(Entries from a dataset of interfaces)

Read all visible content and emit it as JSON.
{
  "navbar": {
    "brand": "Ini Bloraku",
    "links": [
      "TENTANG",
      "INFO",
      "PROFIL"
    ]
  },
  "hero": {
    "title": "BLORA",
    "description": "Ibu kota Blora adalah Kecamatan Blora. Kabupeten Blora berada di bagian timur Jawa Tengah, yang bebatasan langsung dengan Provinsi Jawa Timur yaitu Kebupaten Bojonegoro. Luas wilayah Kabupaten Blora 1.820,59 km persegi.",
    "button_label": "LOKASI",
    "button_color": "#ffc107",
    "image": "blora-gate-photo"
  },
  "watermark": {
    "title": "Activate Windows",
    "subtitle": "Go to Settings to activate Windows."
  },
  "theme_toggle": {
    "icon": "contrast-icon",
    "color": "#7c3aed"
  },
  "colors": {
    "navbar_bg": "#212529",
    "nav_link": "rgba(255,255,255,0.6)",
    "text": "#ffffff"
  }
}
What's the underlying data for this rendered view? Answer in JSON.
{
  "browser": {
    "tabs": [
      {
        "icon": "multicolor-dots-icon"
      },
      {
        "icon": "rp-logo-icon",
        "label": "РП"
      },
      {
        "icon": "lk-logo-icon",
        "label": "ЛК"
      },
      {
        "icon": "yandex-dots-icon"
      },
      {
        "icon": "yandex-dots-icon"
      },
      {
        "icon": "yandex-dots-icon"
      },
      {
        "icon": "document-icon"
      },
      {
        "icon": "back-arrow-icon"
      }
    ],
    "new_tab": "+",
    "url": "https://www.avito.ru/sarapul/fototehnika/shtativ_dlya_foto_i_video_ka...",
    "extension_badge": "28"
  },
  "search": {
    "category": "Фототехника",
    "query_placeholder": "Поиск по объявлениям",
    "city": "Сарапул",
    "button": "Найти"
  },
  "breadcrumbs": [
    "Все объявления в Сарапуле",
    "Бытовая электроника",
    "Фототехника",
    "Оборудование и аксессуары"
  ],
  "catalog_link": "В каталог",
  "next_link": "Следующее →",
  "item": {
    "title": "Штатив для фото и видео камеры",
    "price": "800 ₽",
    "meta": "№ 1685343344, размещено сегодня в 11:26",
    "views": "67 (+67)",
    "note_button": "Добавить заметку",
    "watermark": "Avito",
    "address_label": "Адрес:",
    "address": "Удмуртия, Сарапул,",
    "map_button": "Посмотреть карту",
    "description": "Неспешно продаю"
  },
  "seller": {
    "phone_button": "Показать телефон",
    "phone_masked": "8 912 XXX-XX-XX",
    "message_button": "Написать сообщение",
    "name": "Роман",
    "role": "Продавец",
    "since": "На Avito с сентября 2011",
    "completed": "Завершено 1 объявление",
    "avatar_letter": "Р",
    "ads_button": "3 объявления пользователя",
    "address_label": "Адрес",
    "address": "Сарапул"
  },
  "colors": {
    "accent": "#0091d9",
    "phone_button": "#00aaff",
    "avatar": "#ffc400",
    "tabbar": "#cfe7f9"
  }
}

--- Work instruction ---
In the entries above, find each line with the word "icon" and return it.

--- Output below ---
    "icon": "contrast-icon",
        "icon": "multicolor-dots-icon"
        "icon": "rp-logo-icon",
        "icon": "lk-logo-icon",
        "icon": "yandex-dots-icon"
        "icon": "yandex-dots-icon"
        "icon": "yandex-dots-icon"
        "icon": "document-icon"
        "icon": "back-arrow-icon"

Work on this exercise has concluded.